While the CPSC has the ability to use monetary penalties when companies fail to disclose hazards, it is relatively restrained in its use of that power. As shown in Violation Tracker, the agency has imposed a total of $397 million in fines against companies since 2000. More than half of that total has come since the Biden Administration took office. By comparison, the Consumer Financial Protection Bureau, which started operating in 2011, has racked up more than $17 billion in fines and settlements.
For all these reasons, it is significant that the CPSC and the Justice Department recently announced that a federal jury in Los Angeles had returned a guilty verdict in the first-ever criminal prosecution brought against corporate executives under the Consumer Product Safety Act.
The defendants in the case were the chief administrative officer and the chief executive officer of Gree USA, Inc., a subsidiary of the Chinese-owned Hong Kong Gree Electric Appliances Sales Co., Ltd. The two men were charged with deliberately withholding information about defective dehumidifiers that could catch fire and selling these units with false certification marks that the products met applicable safety standards. They were convicted of conspiracy to defraud the CPSC and failure to meet reporting requirements, though they were acquitted of wire fraud.
Gree itself has also been targeted by the CPSC. The company has paid more in fines to the CPSC than any other company over the past two decades. That includes a $91 million penalty that was by far the largest single fine brought by the agency during this period. It was also the first criminal enforcement action under the Consumer Product Safety Act.
The impact of that was softened by the decision of the Justice Department to offer Gree a leniency deal in the form of a deferred prosecution agreement by which the company was able to avoid pleading guilty to the charges.
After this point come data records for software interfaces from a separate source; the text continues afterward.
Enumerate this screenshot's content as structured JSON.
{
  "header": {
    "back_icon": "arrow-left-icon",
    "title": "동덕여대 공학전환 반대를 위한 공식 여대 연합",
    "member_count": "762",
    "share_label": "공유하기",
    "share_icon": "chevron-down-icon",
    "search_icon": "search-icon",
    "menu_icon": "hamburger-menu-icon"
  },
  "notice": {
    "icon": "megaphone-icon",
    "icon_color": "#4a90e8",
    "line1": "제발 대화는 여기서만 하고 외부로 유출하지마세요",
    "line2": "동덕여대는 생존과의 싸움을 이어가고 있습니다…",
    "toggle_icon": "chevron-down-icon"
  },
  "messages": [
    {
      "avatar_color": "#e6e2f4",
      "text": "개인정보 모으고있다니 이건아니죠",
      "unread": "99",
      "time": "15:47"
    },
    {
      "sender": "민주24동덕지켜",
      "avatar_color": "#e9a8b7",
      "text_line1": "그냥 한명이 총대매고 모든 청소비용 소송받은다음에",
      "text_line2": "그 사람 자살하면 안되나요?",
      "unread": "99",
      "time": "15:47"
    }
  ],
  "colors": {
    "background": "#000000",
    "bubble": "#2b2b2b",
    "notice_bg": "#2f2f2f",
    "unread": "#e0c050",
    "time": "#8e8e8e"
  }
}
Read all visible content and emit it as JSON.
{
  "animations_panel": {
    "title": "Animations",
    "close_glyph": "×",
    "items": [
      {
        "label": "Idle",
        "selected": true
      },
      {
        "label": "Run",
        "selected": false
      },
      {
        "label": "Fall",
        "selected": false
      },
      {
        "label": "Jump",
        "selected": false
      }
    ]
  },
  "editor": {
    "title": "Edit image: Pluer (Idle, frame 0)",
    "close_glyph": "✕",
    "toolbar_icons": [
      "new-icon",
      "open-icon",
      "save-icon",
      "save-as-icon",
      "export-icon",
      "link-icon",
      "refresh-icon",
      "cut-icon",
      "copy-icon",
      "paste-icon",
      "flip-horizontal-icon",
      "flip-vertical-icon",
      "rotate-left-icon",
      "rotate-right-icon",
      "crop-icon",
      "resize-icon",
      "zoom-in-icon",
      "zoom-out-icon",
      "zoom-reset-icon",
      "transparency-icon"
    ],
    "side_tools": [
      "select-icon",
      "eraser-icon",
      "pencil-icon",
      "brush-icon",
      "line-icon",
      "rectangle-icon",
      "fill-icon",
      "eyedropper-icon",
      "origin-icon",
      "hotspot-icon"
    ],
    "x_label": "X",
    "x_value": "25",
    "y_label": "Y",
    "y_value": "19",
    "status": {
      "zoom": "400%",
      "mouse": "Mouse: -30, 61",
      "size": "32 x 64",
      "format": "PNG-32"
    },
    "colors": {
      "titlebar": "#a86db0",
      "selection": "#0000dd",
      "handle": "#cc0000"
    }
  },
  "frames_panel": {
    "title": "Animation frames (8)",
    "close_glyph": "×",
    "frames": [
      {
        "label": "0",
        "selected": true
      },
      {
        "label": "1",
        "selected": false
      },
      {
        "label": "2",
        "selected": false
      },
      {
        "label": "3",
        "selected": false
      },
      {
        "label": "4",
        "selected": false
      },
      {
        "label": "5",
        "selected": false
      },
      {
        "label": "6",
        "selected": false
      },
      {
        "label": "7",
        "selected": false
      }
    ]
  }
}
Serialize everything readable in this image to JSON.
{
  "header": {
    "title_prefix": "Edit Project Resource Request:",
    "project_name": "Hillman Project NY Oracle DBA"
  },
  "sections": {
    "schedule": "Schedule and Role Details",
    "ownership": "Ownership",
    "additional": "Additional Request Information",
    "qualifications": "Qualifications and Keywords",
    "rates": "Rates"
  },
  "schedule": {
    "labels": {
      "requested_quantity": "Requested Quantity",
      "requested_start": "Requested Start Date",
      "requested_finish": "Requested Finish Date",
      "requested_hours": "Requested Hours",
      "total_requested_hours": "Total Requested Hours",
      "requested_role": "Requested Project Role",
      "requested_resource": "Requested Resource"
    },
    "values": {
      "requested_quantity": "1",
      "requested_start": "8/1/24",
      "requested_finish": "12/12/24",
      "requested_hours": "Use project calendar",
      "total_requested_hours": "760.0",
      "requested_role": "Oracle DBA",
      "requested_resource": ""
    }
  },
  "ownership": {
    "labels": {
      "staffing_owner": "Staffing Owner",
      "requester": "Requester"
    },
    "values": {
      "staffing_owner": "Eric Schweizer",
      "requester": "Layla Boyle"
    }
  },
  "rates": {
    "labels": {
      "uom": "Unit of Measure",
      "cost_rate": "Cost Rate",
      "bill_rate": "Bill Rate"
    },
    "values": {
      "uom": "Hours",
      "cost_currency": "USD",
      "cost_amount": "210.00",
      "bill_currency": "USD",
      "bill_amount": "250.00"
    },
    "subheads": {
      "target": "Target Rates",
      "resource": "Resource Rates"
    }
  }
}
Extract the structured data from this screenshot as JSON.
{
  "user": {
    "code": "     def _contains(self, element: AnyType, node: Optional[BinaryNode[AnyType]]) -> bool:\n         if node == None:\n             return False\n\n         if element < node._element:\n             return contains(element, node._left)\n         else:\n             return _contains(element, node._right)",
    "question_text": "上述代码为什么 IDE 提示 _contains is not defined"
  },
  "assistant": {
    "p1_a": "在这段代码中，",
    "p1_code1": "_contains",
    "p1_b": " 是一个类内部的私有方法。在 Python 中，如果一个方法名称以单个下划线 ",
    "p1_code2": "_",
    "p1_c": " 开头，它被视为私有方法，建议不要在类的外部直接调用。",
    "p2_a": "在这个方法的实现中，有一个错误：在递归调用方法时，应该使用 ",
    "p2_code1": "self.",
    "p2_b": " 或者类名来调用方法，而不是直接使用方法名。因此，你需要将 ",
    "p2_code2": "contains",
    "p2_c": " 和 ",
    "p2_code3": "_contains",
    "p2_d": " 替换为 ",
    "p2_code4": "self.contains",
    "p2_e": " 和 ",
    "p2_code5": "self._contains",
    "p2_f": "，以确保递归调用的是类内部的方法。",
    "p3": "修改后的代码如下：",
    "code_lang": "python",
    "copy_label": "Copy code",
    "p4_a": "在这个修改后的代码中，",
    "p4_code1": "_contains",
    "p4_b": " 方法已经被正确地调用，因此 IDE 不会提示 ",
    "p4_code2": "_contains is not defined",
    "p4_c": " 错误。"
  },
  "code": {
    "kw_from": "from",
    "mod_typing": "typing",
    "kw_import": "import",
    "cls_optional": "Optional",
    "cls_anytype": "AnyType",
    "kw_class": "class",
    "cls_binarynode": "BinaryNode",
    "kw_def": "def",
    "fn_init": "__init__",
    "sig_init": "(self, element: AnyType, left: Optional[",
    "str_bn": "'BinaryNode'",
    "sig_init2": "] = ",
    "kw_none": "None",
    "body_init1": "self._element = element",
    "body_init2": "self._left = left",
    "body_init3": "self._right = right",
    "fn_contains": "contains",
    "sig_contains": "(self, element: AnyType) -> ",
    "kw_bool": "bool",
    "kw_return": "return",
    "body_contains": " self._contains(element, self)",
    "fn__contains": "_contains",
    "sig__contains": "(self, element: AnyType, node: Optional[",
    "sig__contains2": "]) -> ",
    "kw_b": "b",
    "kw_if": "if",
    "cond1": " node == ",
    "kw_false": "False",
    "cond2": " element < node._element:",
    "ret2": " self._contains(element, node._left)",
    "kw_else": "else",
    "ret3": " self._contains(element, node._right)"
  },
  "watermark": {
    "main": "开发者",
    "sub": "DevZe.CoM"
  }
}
On the other hand, DOJ and CPSC took the bold step of going after the two Gree officials individually. It took four years from the time the two men were indicted, but their conviction sends a powerful message to executives that they can be held personally responsible for brazen disregard of product risks. The Gree executives are scheduled to be sentenced next March and could receive up to five years in prison.
The debate over how to deal with corporate crime is often framed as a choice between penalizing the company and prosecuting executives. The Gree case shows the value of using both approaches at the same time. That makes it more likely the message will get through to everyone in a rogue company that it has to change its practices in a fundamental way.